(Collected data)
____________________
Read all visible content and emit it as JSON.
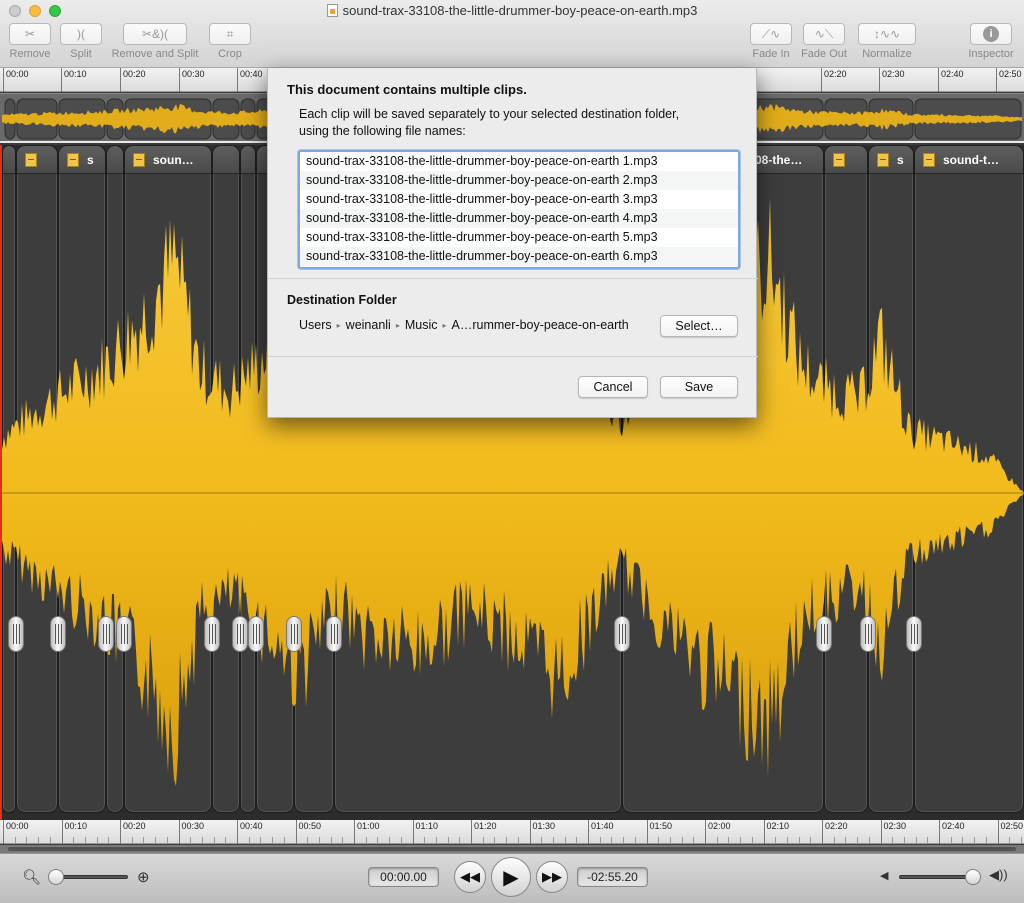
{
  "window": {
    "title": "sound-trax-33108-the-little-drummer-boy-peace-on-earth.mp3"
  },
  "toolbar": {
    "remove": {
      "label": "Remove",
      "icon": "scissors-icon"
    },
    "split": {
      "label": "Split",
      "icon": "split-icon"
    },
    "remove_and_split": {
      "label": "Remove and Split",
      "icon": "scissors-split-icon"
    },
    "crop": {
      "label": "Crop",
      "icon": "crop-icon"
    },
    "fade_in": {
      "label": "Fade In",
      "icon": "fade-in-icon"
    },
    "fade_out": {
      "label": "Fade Out",
      "icon": "fade-out-icon"
    },
    "normalize": {
      "label": "Normalize",
      "icon": "normalize-icon"
    },
    "inspector": {
      "label": "Inspector",
      "icon": "info-icon"
    }
  },
  "ruler": {
    "ticks_left": [
      "00:00",
      "00:10",
      "00:20",
      "00:30",
      "00:40"
    ],
    "ticks_right": [
      "02:20",
      "02:30",
      "02:40",
      "02:50"
    ],
    "ticks_bottom": [
      "00:00",
      "00:10",
      "00:20",
      "00:30",
      "00:40",
      "00:50",
      "01:00",
      "01:10",
      "01:20",
      "01:30",
      "01:40",
      "01:50",
      "02:00",
      "02:10",
      "02:20",
      "02:30",
      "02:40",
      "02:50"
    ]
  },
  "clips": {
    "c3_name": "s",
    "c5_name": "soun…",
    "c14_name": "08-the…",
    "c17_name": "s",
    "c18_name": "sound-t…"
  },
  "sheet": {
    "title": "This document contains multiple clips.",
    "description_line1": "Each clip will be saved separately to your selected destination folder,",
    "description_line2": "using the following file names:",
    "files": [
      "sound-trax-33108-the-little-drummer-boy-peace-on-earth 1.mp3",
      "sound-trax-33108-the-little-drummer-boy-peace-on-earth 2.mp3",
      "sound-trax-33108-the-little-drummer-boy-peace-on-earth 3.mp3",
      "sound-trax-33108-the-little-drummer-boy-peace-on-earth 4.mp3",
      "sound-trax-33108-the-little-drummer-boy-peace-on-earth 5.mp3",
      "sound-trax-33108-the-little-drummer-boy-peace-on-earth 6.mp3"
    ],
    "destination_label": "Destination Folder",
    "path": [
      "Users",
      "weinanli",
      "Music",
      "A…rummer-boy-peace-on-earth"
    ],
    "select_label": "Select…",
    "cancel_label": "Cancel",
    "save_label": "Save"
  },
  "transport": {
    "current_time": "00:00.00",
    "remaining_time": "-02:55.20",
    "zoom_level": 0.0,
    "volume_level": 1.0
  },
  "colors": {
    "waveform": "#f2bb1c",
    "playhead": "#e0301b",
    "focus_ring": "#7ea6e0"
  }
}
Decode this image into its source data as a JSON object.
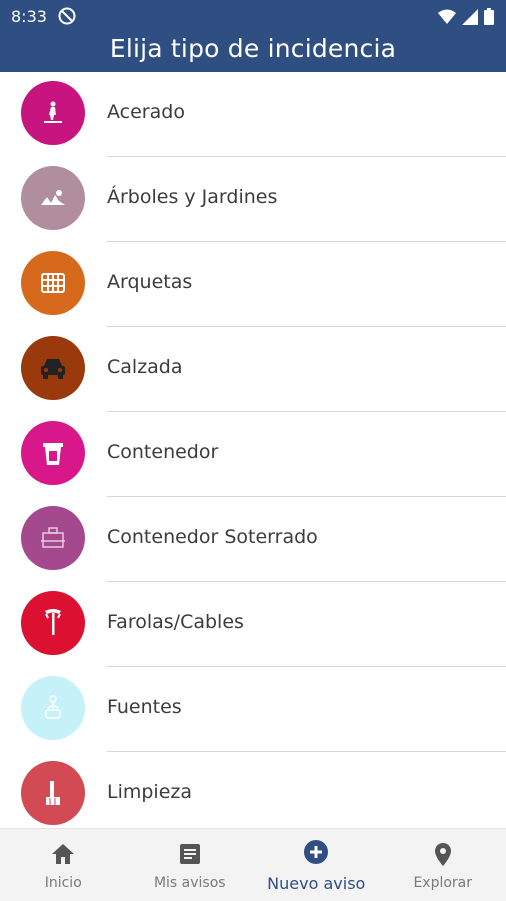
{
  "status_bar": {
    "time": "8:33"
  },
  "header": {
    "title": "Elija tipo de incidencia"
  },
  "items": [
    {
      "label": "Acerado",
      "color": "#c8147e",
      "icon": "pedestrian-icon"
    },
    {
      "label": "Árboles y Jardines",
      "color": "#b08e9e",
      "icon": "garden-icon"
    },
    {
      "label": "Arquetas",
      "color": "#d6691c",
      "icon": "grate-icon"
    },
    {
      "label": "Calzada",
      "color": "#9a3a0c",
      "icon": "car-icon"
    },
    {
      "label": "Contenedor",
      "color": "#d8188a",
      "icon": "bin-icon"
    },
    {
      "label": "Contenedor Soterrado",
      "color": "#a4498e",
      "icon": "underground-bin-icon"
    },
    {
      "label": "Farolas/Cables",
      "color": "#dc1030",
      "icon": "streetlight-icon"
    },
    {
      "label": "Fuentes",
      "color": "#c4f2f8",
      "icon": "fountain-icon"
    },
    {
      "label": "Limpieza",
      "color": "#d14a54",
      "icon": "broom-icon"
    }
  ],
  "nav": [
    {
      "label": "Inicio",
      "icon": "home-icon"
    },
    {
      "label": "Mis avisos",
      "icon": "document-icon"
    },
    {
      "label": "Nuevo aviso",
      "icon": "add-circle-icon"
    },
    {
      "label": "Explorar",
      "icon": "location-pin-icon"
    }
  ]
}
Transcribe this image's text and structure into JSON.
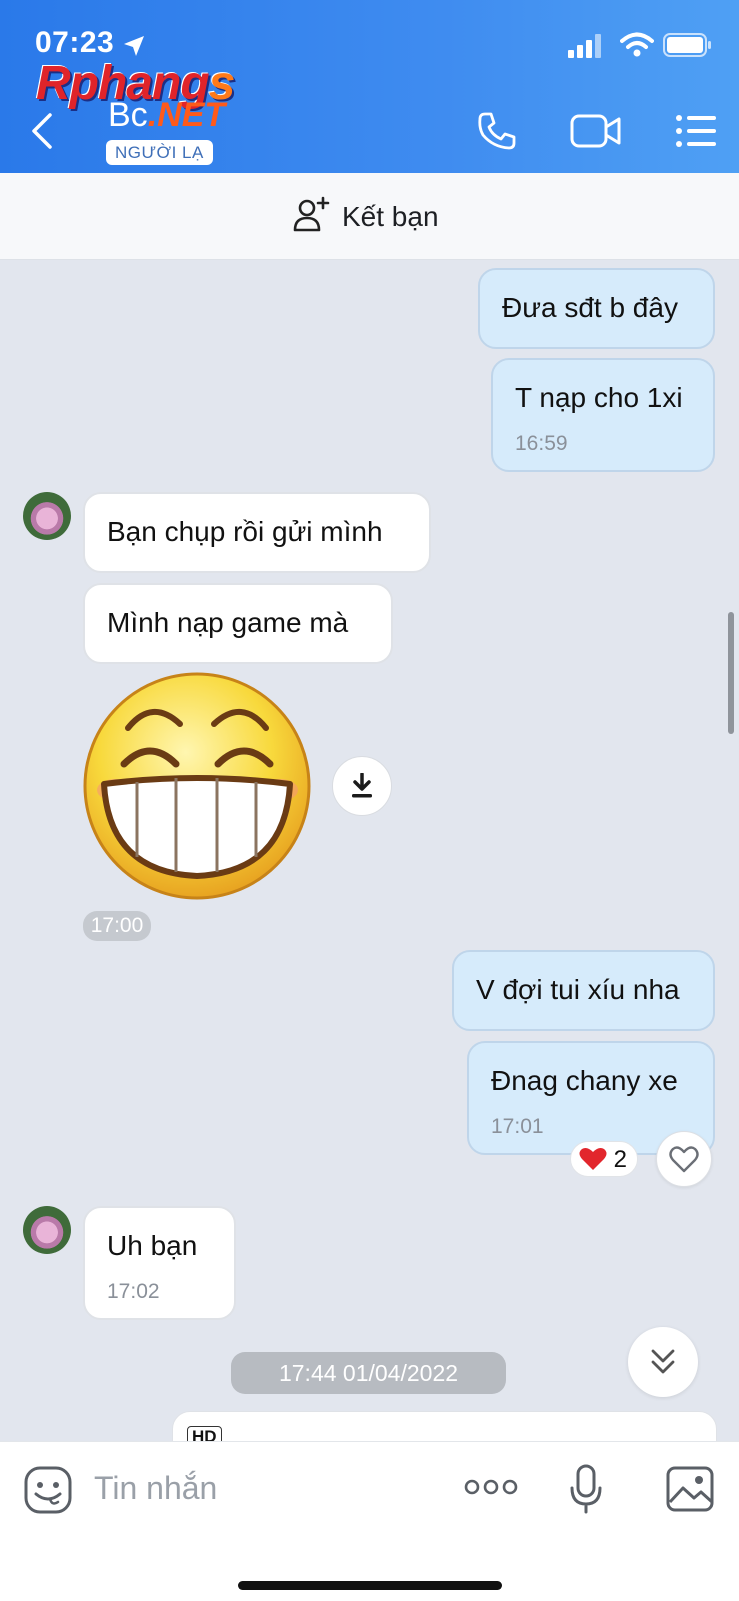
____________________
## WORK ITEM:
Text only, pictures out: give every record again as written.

## TASK RESULT:
Read all visible content and emit it as JSON.
{
  "window": {
    "title": "sound-trax-33108-the-little-drummer-boy-peace-on-earth.mp3"
  },
  "toolbar": {
    "remove": {
      "label": "Remove",
      "icon": "scissors-icon"
    },
    "split": {
      "label": "Split",
      "icon": "split-icon"
    },
    "remove_and_split": {
      "label": "Remove and Split",
      "icon": "scissors-split-icon"
    },
    "crop": {
      "label": "Crop",
      "icon": "crop-icon"
    },
    "fade_in": {
      "label": "Fade In",
      "icon": "fade-in-icon"
    },
    "fade_out": {
      "label": "Fade Out",
      "icon": "fade-out-icon"
    },
    "normalize": {
      "label": "Normalize",
      "icon": "normalize-icon"
    },
    "inspector": {
      "label": "Inspector",
      "icon": "info-icon"
    }
  },
  "ruler": {
    "ticks_left": [
      "00:00",
      "00:10",
      "00:20",
      "00:30",
      "00:40"
    ],
    "ticks_right": [
      "02:20",
      "02:30",
      "02:40",
      "02:50"
    ],
    "ticks_bottom": [
      "00:00",
      "00:10",
      "00:20",
      "00:30",
      "00:40",
      "00:50",
      "01:00",
      "01:10",
      "01:20",
      "01:30",
      "01:40",
      "01:50",
      "02:00",
      "02:10",
      "02:20",
      "02:30",
      "02:40",
      "02:50"
    ]
  },
  "clips": {
    "c3_name": "s",
    "c5_name": "soun…",
    "c14_name": "08-the…",
    "c17_name": "s",
    "c18_name": "sound-t…"
  },
  "sheet": {
    "title": "This document contains multiple clips.",
    "description_line1": "Each clip will be saved separately to your selected destination folder,",
    "description_line2": "using the following file names:",
    "files": [
      "sound-trax-33108-the-little-drummer-boy-peace-on-earth 1.mp3",
      "sound-trax-33108-the-little-drummer-boy-peace-on-earth 2.mp3",
      "sound-trax-33108-the-little-drummer-boy-peace-on-earth 3.mp3",
      "sound-trax-33108-the-little-drummer-boy-peace-on-earth 4.mp3",
      "sound-trax-33108-the-little-drummer-boy-peace-on-earth 5.mp3",
      "sound-trax-33108-the-little-drummer-boy-peace-on-earth 6.mp3"
    ],
    "destination_label": "Destination Folder",
    "path": [
      "Users",
      "weinanli",
      "Music",
      "A…rummer-boy-peace-on-earth"
    ],
    "select_label": "Select…",
    "cancel_label": "Cancel",
    "save_label": "Save"
  },
  "transport": {
    "current_time": "00:00.00",
    "remaining_time": "-02:55.20",
    "zoom_level": 0.0,
    "volume_level": 1.0
  },
  "colors": {
    "waveform": "#f2bb1c",
    "playhead": "#e0301b",
    "focus_ring": "#7ea6e0"
  }
}
Decode this image into its source data as a JSON object.
{
  "status_bar": {
    "time": "8:33"
  },
  "header": {
    "title": "Elija tipo de incidencia"
  },
  "items": [
    {
      "label": "Acerado",
      "color": "#c8147e",
      "icon": "pedestrian-icon"
    },
    {
      "label": "Árboles y Jardines",
      "color": "#b08e9e",
      "icon": "garden-icon"
    },
    {
      "label": "Arquetas",
      "color": "#d6691c",
      "icon": "grate-icon"
    },
    {
      "label": "Calzada",
      "color": "#9a3a0c",
      "icon": "car-icon"
    },
    {
      "label": "Contenedor",
      "color": "#d8188a",
      "icon": "bin-icon"
    },
    {
      "label": "Contenedor Soterrado",
      "color": "#a4498e",
      "icon": "underground-bin-icon"
    },
    {
      "label": "Farolas/Cables",
      "color": "#dc1030",
      "icon": "streetlight-icon"
    },
    {
      "label": "Fuentes",
      "color": "#c4f2f8",
      "icon": "fountain-icon"
    },
    {
      "label": "Limpieza",
      "color": "#d14a54",
      "icon": "broom-icon"
    }
  ],
  "nav": [
    {
      "label": "Inicio",
      "icon": "home-icon"
    },
    {
      "label": "Mis avisos",
      "icon": "document-icon"
    },
    {
      "label": "Nuevo aviso",
      "icon": "add-circle-icon"
    },
    {
      "label": "Explorar",
      "icon": "location-pin-icon"
    }
  ]
}
Transcribe this image's text and structure into JSON.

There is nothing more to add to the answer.